Tolerate: Rabbit, Deer, Drought, Dry Soil, Shallow-Rocky Soil

Culture

Easily grown in dry to medium moisture, well-drained soil in full sun. Thrives in poor, sandy or rocky soils with good drainage. Tolerant of heat, humidity and drought. Prompt deadheading of spent flower stalks encourages additional bloom and prevents any unwanted self-seeding. Freely self seeds and can become somewhat weedy. Also spreads by rhizomes. Plants are somewhat short-lived and self-seeding helps perpetuate a good planting in the garden. Plants may be cut back hard in summer if foliage sprawls or becomes unkempt. When grown in borders or other formal garden areas, division may be needed every 2-3 years to maintain robustness. May be grown as annuals.

Noteworthy Characteristics

Coreopsis grandiflora, commonly called large-flowered tickseed, is native to prairies, glades, open woods, thickets, roadsides and open ground in the southeastern U.S. from Florida to Texas and New Mexico north to Georgia, Missouri and Kansas. It typically grows in a clump to 2' tall. Daisy-like single flowers (2-3" diameter) feature deep yellow rays (notched at the tips) surrounding a darker golden yellow center disk. Flowers appear singly atop slender, erect stems rising to 2' tall. Flowers typically bloom from late spring to late summer and sometimes into fall, though bloom period can be much shorter if spent flowers are not regularly deadheaded. Upper leaves are pinnatifid and deeply lobed, but lower leaves at the base of the plant are lobeless and linear. Through introduction and garden escapes, this coreopsis has become established in the eastern and central U.S. well north of its native range.

The genus name comes from the Greek words koris meaning bug and opsis meaning like in reference to the shape of the seed which resembles a bug or tick.

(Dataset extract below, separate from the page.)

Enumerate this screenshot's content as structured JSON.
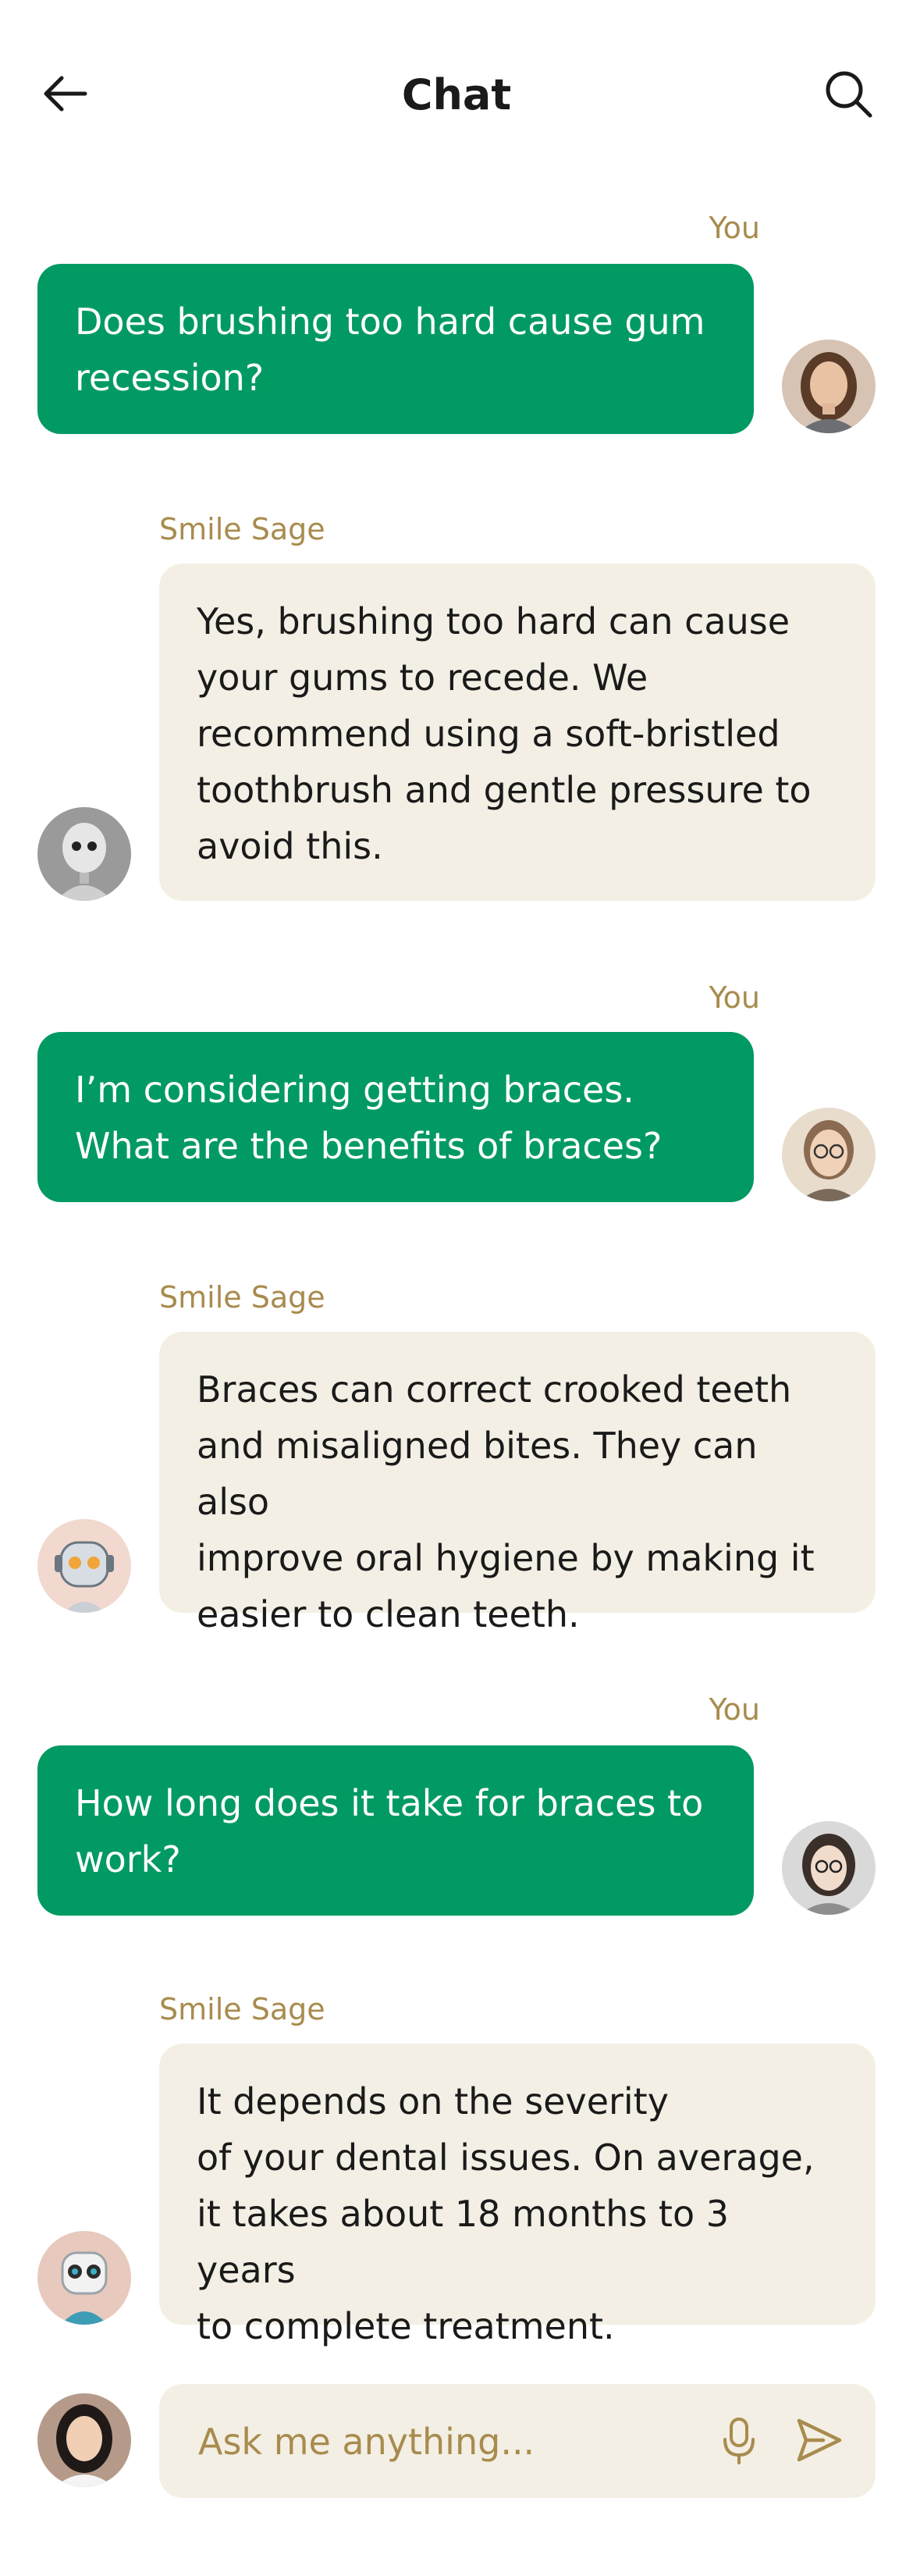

Specific epithet means large-flowered.

Common name of tickseed is in reference to the resemblance of the seeds to ticks.

Problems

No serious insect or disease problems. Foliage is susceptible to powdery mildew, leaf spot and rust. Compact plants are less likely to sprawl than taller varieties of coreopsis. Crown rot may occur if grown in moist, poorly drained soils.

Garden Uses

Borders. Also effective in naturalized areas, meadows, prairies or cottage gardens. Good plant for areas with poor, dry soils.